Entries from a dataset of interfaces:
☆ ☆ ☆ ☆ ☆
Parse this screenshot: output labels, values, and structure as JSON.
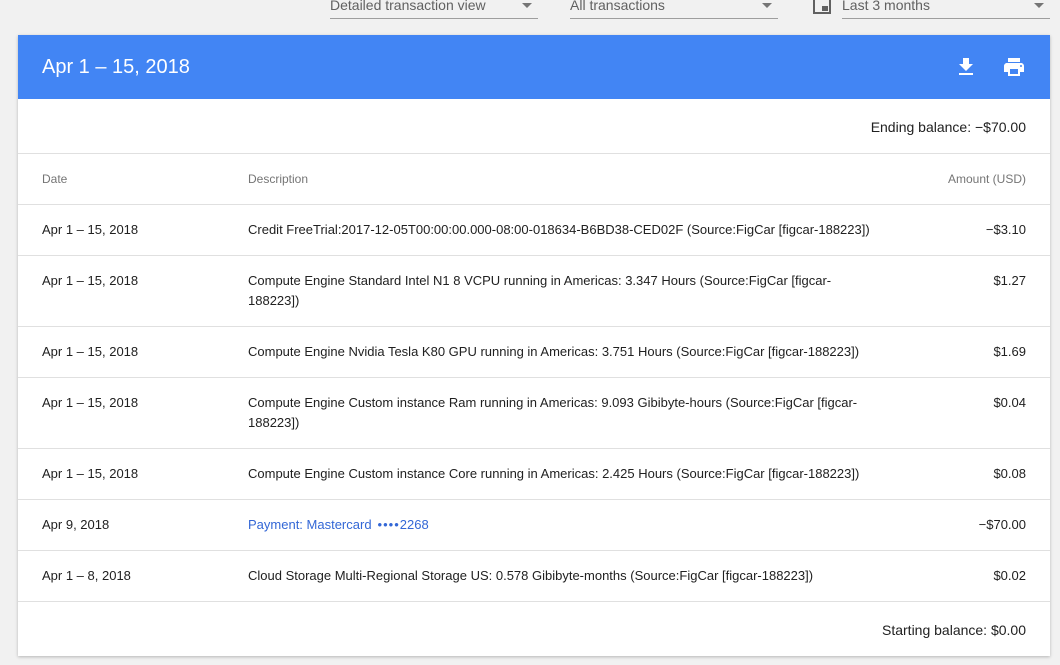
{
  "filters": {
    "view": "Detailed transaction view",
    "transactions": "All transactions",
    "range": "Last 3 months"
  },
  "card": {
    "title": "Apr 1 – 15, 2018",
    "ending_balance": "Ending balance: −$70.00",
    "starting_balance": "Starting balance: $0.00",
    "columns": {
      "date": "Date",
      "description": "Description",
      "amount": "Amount (USD)"
    },
    "rows": [
      {
        "date": "Apr 1 – 15, 2018",
        "description": "Credit FreeTrial:2017-12-05T00:00:00.000-08:00-018634-B6BD38-CED02F (Source:FigCar [figcar-188223])",
        "amount": "−$3.10"
      },
      {
        "date": "Apr 1 – 15, 2018",
        "description": "Compute Engine Standard Intel N1 8 VCPU running in Americas: 3.347 Hours (Source:FigCar [figcar-188223])",
        "amount": "$1.27"
      },
      {
        "date": "Apr 1 – 15, 2018",
        "description": "Compute Engine Nvidia Tesla K80 GPU running in Americas: 3.751 Hours (Source:FigCar [figcar-188223])",
        "amount": "$1.69"
      },
      {
        "date": "Apr 1 – 15, 2018",
        "description": "Compute Engine Custom instance Ram running in Americas: 9.093 Gibibyte-hours (Source:FigCar [figcar-188223])",
        "amount": "$0.04"
      },
      {
        "date": "Apr 1 – 15, 2018",
        "description": "Compute Engine Custom instance Core running in Americas: 2.425 Hours (Source:FigCar [figcar-188223])",
        "amount": "$0.08"
      },
      {
        "date": "Apr 9, 2018",
        "payment_label": "Payment: Mastercard",
        "payment_dots": "••••",
        "payment_last4": "2268",
        "amount": "−$70.00"
      },
      {
        "date": "Apr 1 – 8, 2018",
        "description": "Cloud Storage Multi-Regional Storage US: 0.578 Gibibyte-months (Source:FigCar [figcar-188223])",
        "amount": "$0.02"
      }
    ]
  },
  "icons": {
    "download": "download-icon",
    "print": "print-icon",
    "calendar": "date-range-icon"
  },
  "colors": {
    "header": "#4285f4",
    "link": "#3367d6"
  }
}
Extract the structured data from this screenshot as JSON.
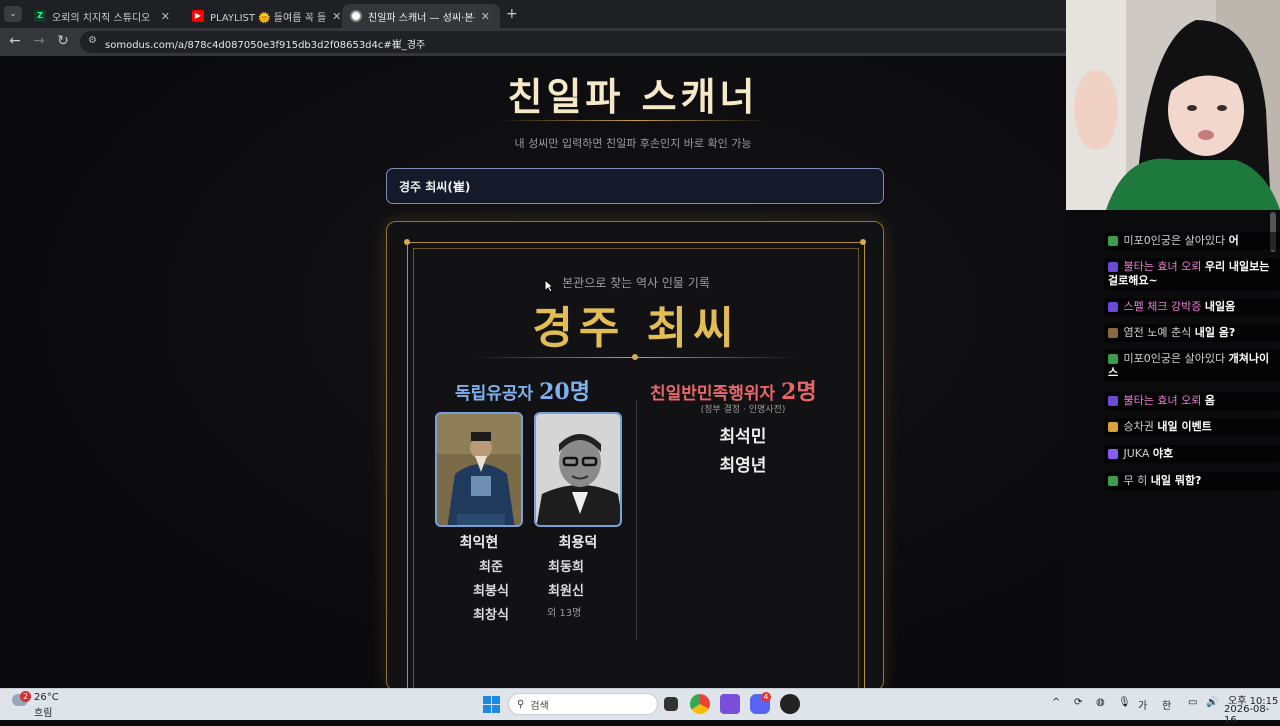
{
  "browser": {
    "tabs": [
      {
        "label": "오뢰의 치지직 스튜디오",
        "active": false
      },
      {
        "label": "PLAYLIST 🌞 들여름 꼭 들",
        "active": false
      },
      {
        "label": "친일파 스캐너 — 성씨·본관으로",
        "active": true
      }
    ],
    "new_tab": "+",
    "url": "somodus.com/a/878c4d087050e3f915db3d2f08653d4c#崔_경주"
  },
  "page": {
    "title": "친일파 스캐너",
    "subtitle": "내 성씨만 입력하면 친일파 후손인지 바로 확인 가능",
    "search_value": "경주 최씨(崔)"
  },
  "card": {
    "subtitle": "본관으로 찾는 역사 인물 기록",
    "clan": "경주 최씨",
    "independence": {
      "label": "독립유공자",
      "count": "20명",
      "featured": [
        "최익현",
        "최용덕"
      ],
      "others_left": [
        "최준",
        "최봉식",
        "최창식"
      ],
      "others_right": [
        "최동희",
        "최원신"
      ],
      "more": "외 13명"
    },
    "collaborators": {
      "label": "친일반민족행위자",
      "count": "2명",
      "note": "(정부 결정 · 인명사전)",
      "names": [
        "최석민",
        "최영년"
      ]
    }
  },
  "chat": {
    "messages": [
      {
        "nick": "미포0인궁은 살아있다",
        "msg": "어",
        "color": "#cfcfcf"
      },
      {
        "nick": "불타는 효녀 오뢰",
        "msg": "우리 내일보는걸로해요~",
        "color": "#e97fd3"
      },
      {
        "nick": "스펠 체크 강박증",
        "msg": "내일옴",
        "color": "#e97fd3"
      },
      {
        "nick": "염전 노예 춘식",
        "msg": "내일 옴?",
        "color": "#cfcfcf"
      },
      {
        "nick": "미포0인궁은 살아있다",
        "msg": "개쳐나이스",
        "color": "#cfcfcf"
      },
      {
        "nick": "불타는 효녀 오뢰",
        "msg": "옴",
        "color": "#e97fd3"
      },
      {
        "nick": "승차권",
        "msg": "내일 이벤트",
        "color": "#cfcfcf"
      },
      {
        "nick": "JUKA",
        "msg": "야호",
        "color": "#cfcfcf"
      },
      {
        "nick": "무 히",
        "msg": "내일 뭐함?",
        "color": "#cfcfcf"
      }
    ]
  },
  "taskbar": {
    "weather_temp": "26°C",
    "weather_desc": "흐림",
    "weather_badge": "2",
    "search_placeholder": "검색",
    "ime1": "가",
    "ime2": "한",
    "time": "오후 10:15",
    "date": "2026-08-16",
    "discord_badge": "4"
  }
}
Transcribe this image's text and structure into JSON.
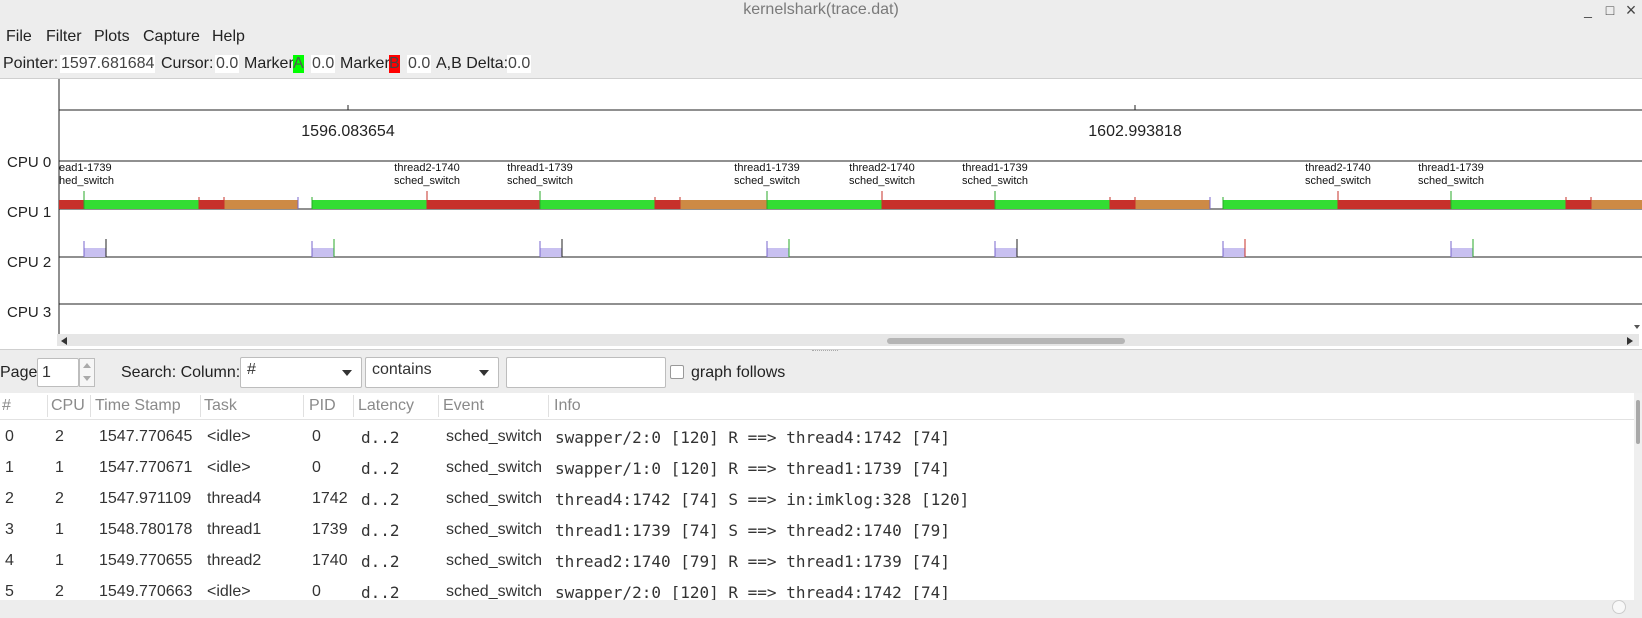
{
  "window": {
    "title": "kernelshark(trace.dat)",
    "buttons": [
      "_",
      "□",
      "×"
    ]
  },
  "menu": [
    "File",
    "Filter",
    "Plots",
    "Capture",
    "Help"
  ],
  "infobar": {
    "pointer_label": "Pointer:",
    "pointer_value": "1597.681684",
    "cursor_label": "Cursor:",
    "cursor_value": "0.0",
    "marker_a_label": "Marker",
    "marker_a_letter": "A",
    "marker_a_value": "0.0",
    "marker_b_label": "Marker",
    "marker_b_letter": "B",
    "marker_b_value": "0.0",
    "delta_label": "A,B Delta:",
    "delta_value": "0.0"
  },
  "timeline": {
    "ticks": [
      "1596.083654",
      "1602.993818"
    ]
  },
  "cpus": [
    "CPU 0",
    "CPU 1",
    "CPU 2",
    "CPU 3"
  ],
  "events": [
    {
      "task": "ead1-1739",
      "event": "hed_switch"
    },
    {
      "task": "thread2-1740",
      "event": "sched_switch"
    },
    {
      "task": "thread1-1739",
      "event": "sched_switch"
    },
    {
      "task": "thread1-1739",
      "event": "sched_switch"
    },
    {
      "task": "thread2-1740",
      "event": "sched_switch"
    },
    {
      "task": "thread1-1739",
      "event": "sched_switch"
    },
    {
      "task": "thread2-1740",
      "event": "sched_switch"
    },
    {
      "task": "thread1-1739",
      "event": "sched_switch"
    }
  ],
  "colors": {
    "green": "#33dd33",
    "red": "#c7302a",
    "orange": "#cd8a45",
    "lavender": "#c8c0f0",
    "marker_a": "#00ff00",
    "marker_b": "#ff0000"
  },
  "search": {
    "page_label": "Page",
    "page_value": "1",
    "search_label": "Search: Column:",
    "column_value": "#",
    "match_value": "contains",
    "text_value": "",
    "graph_follows_label": "graph follows"
  },
  "table": {
    "headers": [
      "#",
      "CPU",
      "Time Stamp",
      "Task",
      "PID",
      "Latency",
      "Event",
      "Info"
    ],
    "rows": [
      [
        "0",
        "2",
        "1547.770645",
        "<idle>",
        "0",
        "d..2",
        "sched_switch",
        "swapper/2:0 [120] R ==> thread4:1742 [74]"
      ],
      [
        "1",
        "1",
        "1547.770671",
        "<idle>",
        "0",
        "d..2",
        "sched_switch",
        "swapper/1:0 [120] R ==> thread1:1739 [74]"
      ],
      [
        "2",
        "2",
        "1547.971109",
        "thread4",
        "1742",
        "d..2",
        "sched_switch",
        "thread4:1742 [74] S ==> in:imklog:328 [120]"
      ],
      [
        "3",
        "1",
        "1548.780178",
        "thread1",
        "1739",
        "d..2",
        "sched_switch",
        "thread1:1739 [74] S ==> thread2:1740 [79]"
      ],
      [
        "4",
        "1",
        "1549.770655",
        "thread2",
        "1740",
        "d..2",
        "sched_switch",
        "thread2:1740 [79] R ==> thread1:1739 [74]"
      ],
      [
        "5",
        "2",
        "1549.770663",
        "<idle>",
        "0",
        "d..2",
        "sched_switch",
        "swapper/2:0 [120] R ==> thread4:1742 [74]"
      ]
    ]
  }
}
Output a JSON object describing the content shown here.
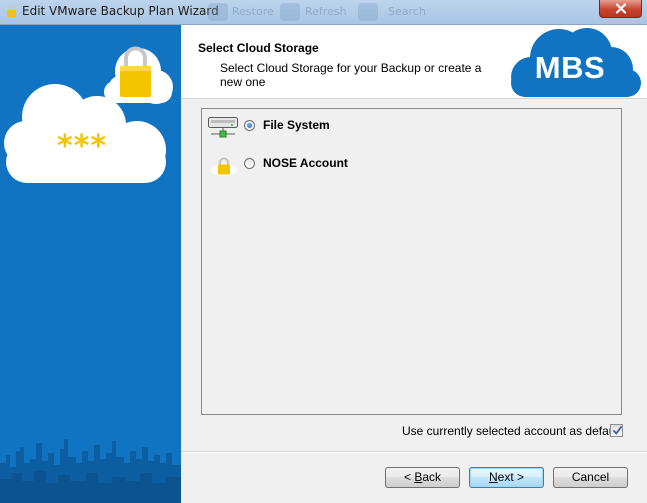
{
  "window": {
    "title": "Edit VMware Backup Plan Wizard",
    "background_toolbar": [
      "Restore",
      "Refresh",
      "Search"
    ]
  },
  "side_panel": {
    "cloud_text": "***"
  },
  "header": {
    "title": "Select Cloud Storage",
    "subtitle": "Select Cloud Storage for your Backup or create a new one",
    "logo_text": "MBS"
  },
  "storage_options": [
    {
      "label": "File System",
      "icon": "hard-drive-icon",
      "selected": true
    },
    {
      "label": "NOSE Account",
      "icon": "padlock-icon",
      "selected": false
    }
  ],
  "default_checkbox": {
    "label": "Use currently selected account as default",
    "checked": true
  },
  "buttons": {
    "back_prefix": "< ",
    "back_accel": "B",
    "back_rest": "ack",
    "next_accel": "N",
    "next_rest": "ext >",
    "cancel": "Cancel"
  },
  "colors": {
    "side_panel": "#1174c2",
    "logo_cloud": "#1174c2",
    "lock_gold": "#f5c400",
    "close_button": "#c7442f"
  }
}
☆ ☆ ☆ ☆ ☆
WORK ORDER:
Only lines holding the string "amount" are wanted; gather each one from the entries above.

TASK ANSWER:
      "amount": "Amount (USD)"
        "amount": "−$3.10"
        "amount": "$1.27"
        "amount": "$1.69"
        "amount": "$0.04"
        "amount": "$0.08"
        "amount": "−$70.00"
        "amount": "$0.02"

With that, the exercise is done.